About this exercise -> For this exercise, copy all the data exactly and include none of the pictures.
##### Task inputs #####
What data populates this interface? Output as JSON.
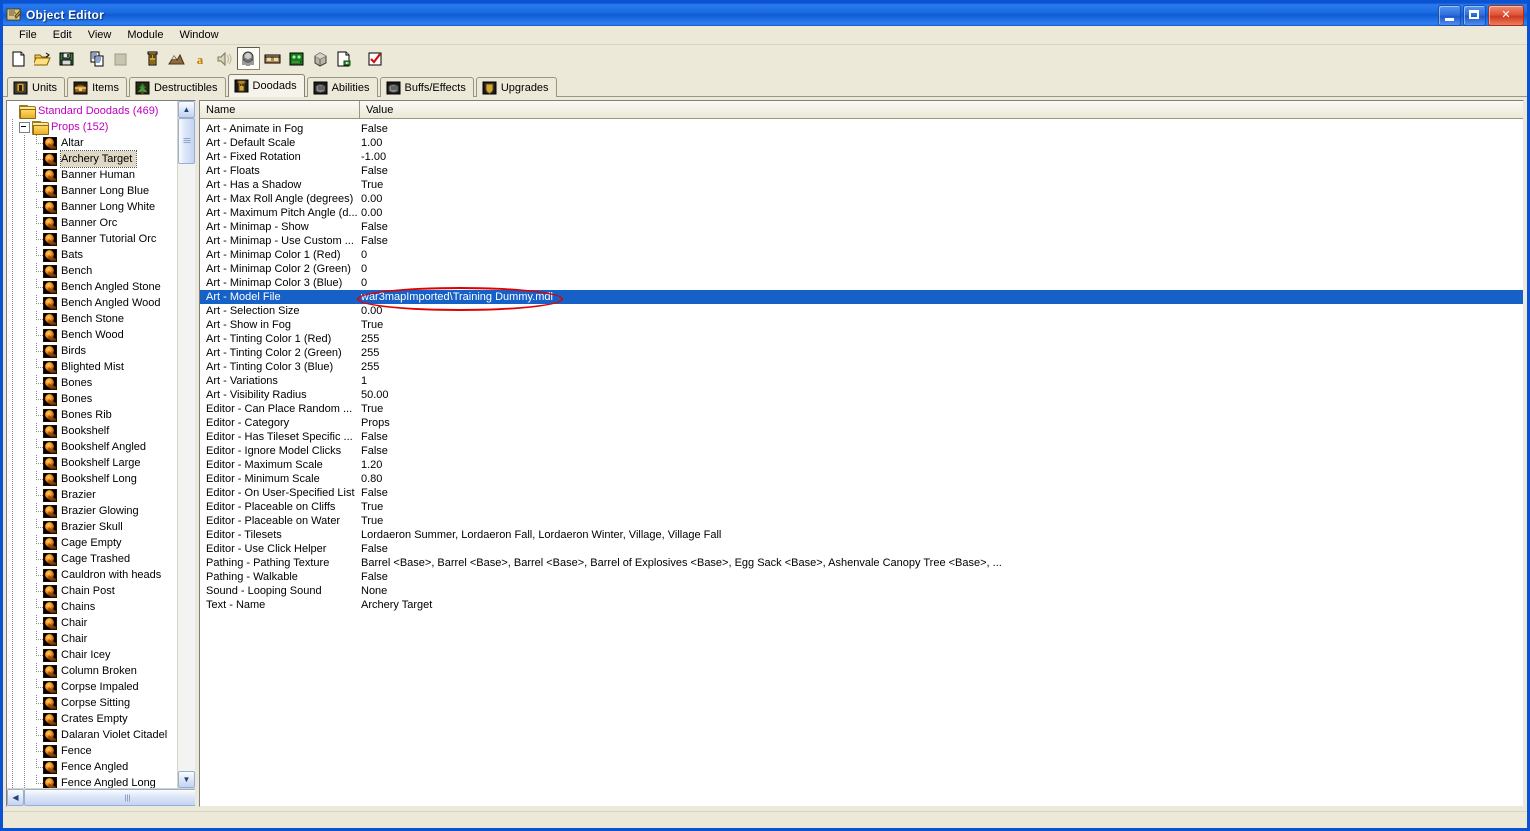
{
  "window": {
    "title": "Object Editor",
    "icon": "scroll-icon",
    "minimize_label": "Minimize",
    "maximize_label": "Maximize",
    "close_label": "Close"
  },
  "menu": {
    "items": [
      {
        "label": "File"
      },
      {
        "label": "Edit"
      },
      {
        "label": "View"
      },
      {
        "label": "Module"
      },
      {
        "label": "Window"
      }
    ]
  },
  "toolbar": {
    "buttons": [
      {
        "name": "new-icon",
        "tip": "New"
      },
      {
        "name": "open-folder-icon",
        "tip": "Open"
      },
      {
        "name": "save-disk-icon",
        "tip": "Save"
      },
      {
        "name": "copy-icon",
        "tip": "Copy"
      },
      {
        "name": "paste-icon",
        "tip": "Paste"
      },
      {
        "name": "terrain-editor-icon",
        "tip": "Terrain Editor"
      },
      {
        "name": "mountain-icon",
        "tip": "Terrain Palette"
      },
      {
        "name": "trigger-editor-icon",
        "tip": "Trigger Editor"
      },
      {
        "name": "sound-editor-icon",
        "tip": "Sound Editor"
      },
      {
        "name": "object-editor-icon",
        "tip": "Object Editor"
      },
      {
        "name": "campaign-editor-icon",
        "tip": "Campaign Editor"
      },
      {
        "name": "ai-editor-icon",
        "tip": "AI Editor"
      },
      {
        "name": "object-manager-icon",
        "tip": "Object Manager"
      },
      {
        "name": "import-manager-icon",
        "tip": "Import Manager"
      },
      {
        "name": "test-map-icon",
        "tip": "Test Map"
      }
    ]
  },
  "tabs": [
    {
      "label": "Units",
      "icon": "helmet-icon",
      "active": false
    },
    {
      "label": "Items",
      "icon": "chest-icon",
      "active": false
    },
    {
      "label": "Destructibles",
      "icon": "tree-icon",
      "active": false
    },
    {
      "label": "Doodads",
      "icon": "tower-icon",
      "active": true
    },
    {
      "label": "Abilities",
      "icon": "fist-icon",
      "active": false
    },
    {
      "label": "Buffs/Effects",
      "icon": "fist-icon",
      "active": false
    },
    {
      "label": "Upgrades",
      "icon": "shield-icon",
      "active": false
    }
  ],
  "tree": {
    "root": {
      "label": "Standard Doodads (469)"
    },
    "category": {
      "label": "Props (152)"
    },
    "selected": "Archery Target",
    "items": [
      "Altar",
      "Archery Target",
      "Banner Human",
      "Banner Long Blue",
      "Banner Long White",
      "Banner Orc",
      "Banner Tutorial Orc",
      "Bats",
      "Bench",
      "Bench Angled Stone",
      "Bench Angled Wood",
      "Bench Stone",
      "Bench Wood",
      "Birds",
      "Blighted Mist",
      "Bones",
      "Bones",
      "Bones Rib",
      "Bookshelf",
      "Bookshelf Angled",
      "Bookshelf Large",
      "Bookshelf Long",
      "Brazier",
      "Brazier Glowing",
      "Brazier Skull",
      "Cage Empty",
      "Cage Trashed",
      "Cauldron with heads",
      "Chain Post",
      "Chains",
      "Chair",
      "Chair",
      "Chair Icey",
      "Column Broken",
      "Corpse Impaled",
      "Corpse Sitting",
      "Crates Empty",
      "Dalaran Violet Citadel",
      "Fence",
      "Fence Angled",
      "Fence Angled Long"
    ]
  },
  "properties": {
    "columns": [
      "Name",
      "Value"
    ],
    "selected_index": 12,
    "rows": [
      {
        "name": "Art - Animate in Fog",
        "value": "False"
      },
      {
        "name": "Art - Default Scale",
        "value": "1.00"
      },
      {
        "name": "Art - Fixed Rotation",
        "value": "-1.00"
      },
      {
        "name": "Art - Floats",
        "value": "False"
      },
      {
        "name": "Art - Has a Shadow",
        "value": "True"
      },
      {
        "name": "Art - Max Roll Angle (degrees)",
        "value": "0.00"
      },
      {
        "name": "Art - Maximum Pitch Angle (d...",
        "value": "0.00"
      },
      {
        "name": "Art - Minimap - Show",
        "value": "False"
      },
      {
        "name": "Art - Minimap - Use Custom ...",
        "value": "False"
      },
      {
        "name": "Art - Minimap Color 1 (Red)",
        "value": "0"
      },
      {
        "name": "Art - Minimap Color 2 (Green)",
        "value": "0"
      },
      {
        "name": "Art - Minimap Color 3 (Blue)",
        "value": "0"
      },
      {
        "name": "Art - Model File",
        "value": "war3mapImported\\Training Dummy.mdl"
      },
      {
        "name": "Art - Selection Size",
        "value": "0.00"
      },
      {
        "name": "Art - Show in Fog",
        "value": "True"
      },
      {
        "name": "Art - Tinting Color 1 (Red)",
        "value": "255"
      },
      {
        "name": "Art - Tinting Color 2 (Green)",
        "value": "255"
      },
      {
        "name": "Art - Tinting Color 3 (Blue)",
        "value": "255"
      },
      {
        "name": "Art - Variations",
        "value": "1"
      },
      {
        "name": "Art - Visibility Radius",
        "value": "50.00"
      },
      {
        "name": "Editor - Can Place Random ...",
        "value": "True"
      },
      {
        "name": "Editor - Category",
        "value": "Props"
      },
      {
        "name": "Editor - Has Tileset Specific ...",
        "value": "False"
      },
      {
        "name": "Editor - Ignore Model Clicks",
        "value": "False"
      },
      {
        "name": "Editor - Maximum Scale",
        "value": "1.20"
      },
      {
        "name": "Editor - Minimum Scale",
        "value": "0.80"
      },
      {
        "name": "Editor - On User-Specified List",
        "value": "False"
      },
      {
        "name": "Editor - Placeable on Cliffs",
        "value": "True"
      },
      {
        "name": "Editor - Placeable on Water",
        "value": "True"
      },
      {
        "name": "Editor - Tilesets",
        "value": "Lordaeron Summer, Lordaeron Fall, Lordaeron Winter, Village, Village Fall"
      },
      {
        "name": "Editor - Use Click Helper",
        "value": "False"
      },
      {
        "name": "Pathing - Pathing Texture",
        "value": "Barrel <Base>, Barrel <Base>, Barrel <Base>, Barrel of Explosives <Base>, Egg Sack <Base>, Ashenvale Canopy Tree <Base>, ..."
      },
      {
        "name": "Pathing - Walkable",
        "value": "False"
      },
      {
        "name": "Sound - Looping Sound",
        "value": "None"
      },
      {
        "name": "Text - Name",
        "value": "Archery Target"
      }
    ]
  },
  "annotation": {
    "shape": "ellipse",
    "color": "#e00000",
    "target_text": "war3mapImported\\Training Dummy.mdl"
  },
  "colors": {
    "titlebar_blue": "#0a58d4",
    "selection_blue": "#1661c8",
    "category_magenta": "#c000c0",
    "window_face": "#ece9d8",
    "annotation_red": "#e00000"
  }
}
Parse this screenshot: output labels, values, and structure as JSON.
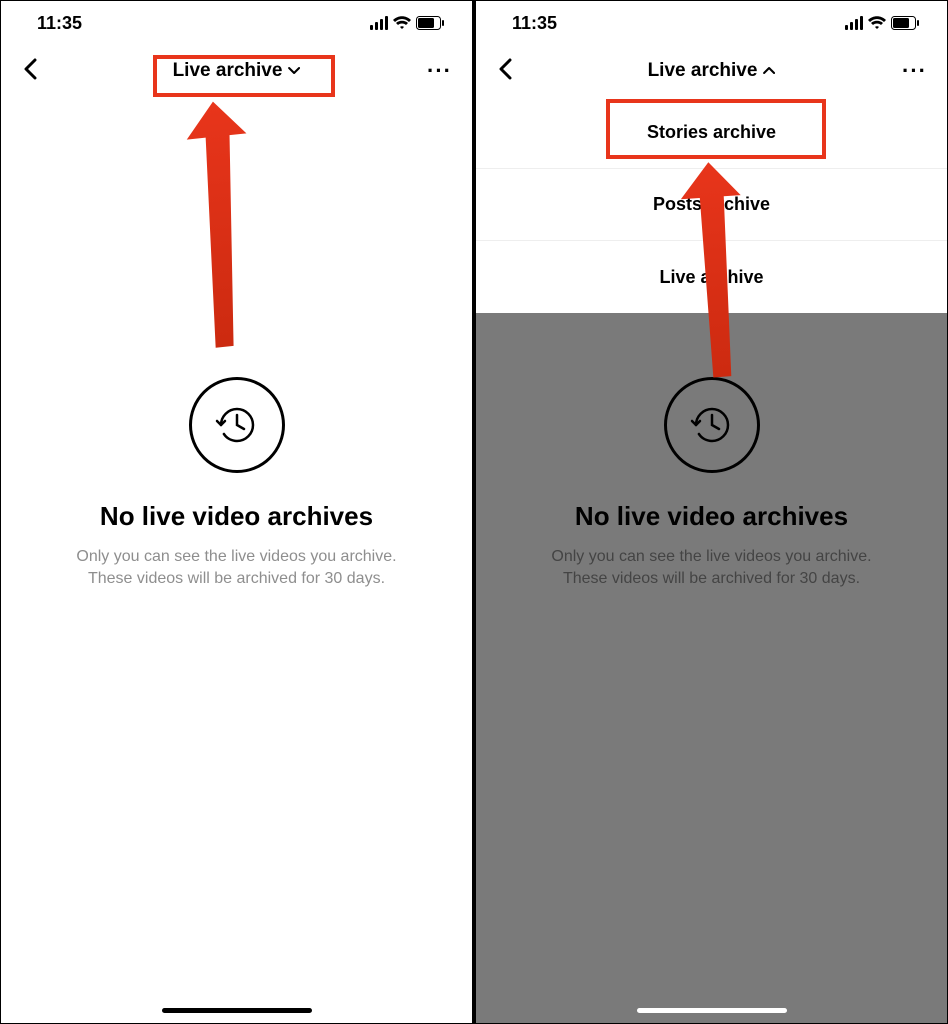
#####
Answer box ->
What data populates this interface? Output as JSON.
{
  "window": {
    "title": "Object Editor",
    "icon": "scroll-icon",
    "minimize_label": "Minimize",
    "maximize_label": "Maximize",
    "close_label": "Close"
  },
  "menu": {
    "items": [
      {
        "label": "File"
      },
      {
        "label": "Edit"
      },
      {
        "label": "View"
      },
      {
        "label": "Module"
      },
      {
        "label": "Window"
      }
    ]
  },
  "toolbar": {
    "buttons": [
      {
        "name": "new-icon",
        "tip": "New"
      },
      {
        "name": "open-folder-icon",
        "tip": "Open"
      },
      {
        "name": "save-disk-icon",
        "tip": "Save"
      },
      {
        "name": "copy-icon",
        "tip": "Copy"
      },
      {
        "name": "paste-icon",
        "tip": "Paste"
      },
      {
        "name": "terrain-editor-icon",
        "tip": "Terrain Editor"
      },
      {
        "name": "mountain-icon",
        "tip": "Terrain Palette"
      },
      {
        "name": "trigger-editor-icon",
        "tip": "Trigger Editor"
      },
      {
        "name": "sound-editor-icon",
        "tip": "Sound Editor"
      },
      {
        "name": "object-editor-icon",
        "tip": "Object Editor"
      },
      {
        "name": "campaign-editor-icon",
        "tip": "Campaign Editor"
      },
      {
        "name": "ai-editor-icon",
        "tip": "AI Editor"
      },
      {
        "name": "object-manager-icon",
        "tip": "Object Manager"
      },
      {
        "name": "import-manager-icon",
        "tip": "Import Manager"
      },
      {
        "name": "test-map-icon",
        "tip": "Test Map"
      }
    ]
  },
  "tabs": [
    {
      "label": "Units",
      "icon": "helmet-icon",
      "active": false
    },
    {
      "label": "Items",
      "icon": "chest-icon",
      "active": false
    },
    {
      "label": "Destructibles",
      "icon": "tree-icon",
      "active": false
    },
    {
      "label": "Doodads",
      "icon": "tower-icon",
      "active": true
    },
    {
      "label": "Abilities",
      "icon": "fist-icon",
      "active": false
    },
    {
      "label": "Buffs/Effects",
      "icon": "fist-icon",
      "active": false
    },
    {
      "label": "Upgrades",
      "icon": "shield-icon",
      "active": false
    }
  ],
  "tree": {
    "root": {
      "label": "Standard Doodads (469)"
    },
    "category": {
      "label": "Props (152)"
    },
    "selected": "Archery Target",
    "items": [
      "Altar",
      "Archery Target",
      "Banner Human",
      "Banner Long Blue",
      "Banner Long White",
      "Banner Orc",
      "Banner Tutorial Orc",
      "Bats",
      "Bench",
      "Bench Angled Stone",
      "Bench Angled Wood",
      "Bench Stone",
      "Bench Wood",
      "Birds",
      "Blighted Mist",
      "Bones",
      "Bones",
      "Bones Rib",
      "Bookshelf",
      "Bookshelf Angled",
      "Bookshelf Large",
      "Bookshelf Long",
      "Brazier",
      "Brazier Glowing",
      "Brazier Skull",
      "Cage Empty",
      "Cage Trashed",
      "Cauldron with heads",
      "Chain Post",
      "Chains",
      "Chair",
      "Chair",
      "Chair Icey",
      "Column Broken",
      "Corpse Impaled",
      "Corpse Sitting",
      "Crates Empty",
      "Dalaran Violet Citadel",
      "Fence",
      "Fence Angled",
      "Fence Angled Long"
    ]
  },
  "properties": {
    "columns": [
      "Name",
      "Value"
    ],
    "selected_index": 12,
    "rows": [
      {
        "name": "Art - Animate in Fog",
        "value": "False"
      },
      {
        "name": "Art - Default Scale",
        "value": "1.00"
      },
      {
        "name": "Art - Fixed Rotation",
        "value": "-1.00"
      },
      {
        "name": "Art - Floats",
        "value": "False"
      },
      {
        "name": "Art - Has a Shadow",
        "value": "True"
      },
      {
        "name": "Art - Max Roll Angle (degrees)",
        "value": "0.00"
      },
      {
        "name": "Art - Maximum Pitch Angle (d...",
        "value": "0.00"
      },
      {
        "name": "Art - Minimap - Show",
        "value": "False"
      },
      {
        "name": "Art - Minimap - Use Custom ...",
        "value": "False"
      },
      {
        "name": "Art - Minimap Color 1 (Red)",
        "value": "0"
      },
      {
        "name": "Art - Minimap Color 2 (Green)",
        "value": "0"
      },
      {
        "name": "Art - Minimap Color 3 (Blue)",
        "value": "0"
      },
      {
        "name": "Art - Model File",
        "value": "war3mapImported\\Training Dummy.mdl"
      },
      {
        "name": "Art - Selection Size",
        "value": "0.00"
      },
      {
        "name": "Art - Show in Fog",
        "value": "True"
      },
      {
        "name": "Art - Tinting Color 1 (Red)",
        "value": "255"
      },
      {
        "name": "Art - Tinting Color 2 (Green)",
        "value": "255"
      },
      {
        "name": "Art - Tinting Color 3 (Blue)",
        "value": "255"
      },
      {
        "name": "Art - Variations",
        "value": "1"
      },
      {
        "name": "Art - Visibility Radius",
        "value": "50.00"
      },
      {
        "name": "Editor - Can Place Random ...",
        "value": "True"
      },
      {
        "name": "Editor - Category",
        "value": "Props"
      },
      {
        "name": "Editor - Has Tileset Specific ...",
        "value": "False"
      },
      {
        "name": "Editor - Ignore Model Clicks",
        "value": "False"
      },
      {
        "name": "Editor - Maximum Scale",
        "value": "1.20"
      },
      {
        "name": "Editor - Minimum Scale",
        "value": "0.80"
      },
      {
        "name": "Editor - On User-Specified List",
        "value": "False"
      },
      {
        "name": "Editor - Placeable on Cliffs",
        "value": "True"
      },
      {
        "name": "Editor - Placeable on Water",
        "value": "True"
      },
      {
        "name": "Editor - Tilesets",
        "value": "Lordaeron Summer, Lordaeron Fall, Lordaeron Winter, Village, Village Fall"
      },
      {
        "name": "Editor - Use Click Helper",
        "value": "False"
      },
      {
        "name": "Pathing - Pathing Texture",
        "value": "Barrel <Base>, Barrel <Base>, Barrel <Base>, Barrel of Explosives <Base>, Egg Sack <Base>, Ashenvale Canopy Tree <Base>, ..."
      },
      {
        "name": "Pathing - Walkable",
        "value": "False"
      },
      {
        "name": "Sound - Looping Sound",
        "value": "None"
      },
      {
        "name": "Text - Name",
        "value": "Archery Target"
      }
    ]
  },
  "annotation": {
    "shape": "ellipse",
    "color": "#e00000",
    "target_text": "war3mapImported\\Training Dummy.mdl"
  },
  "colors": {
    "titlebar_blue": "#0a58d4",
    "selection_blue": "#1661c8",
    "category_magenta": "#c000c0",
    "window_face": "#ece9d8",
    "annotation_red": "#e00000"
  }
}
Parse this screenshot: output labels, values, and structure as JSON.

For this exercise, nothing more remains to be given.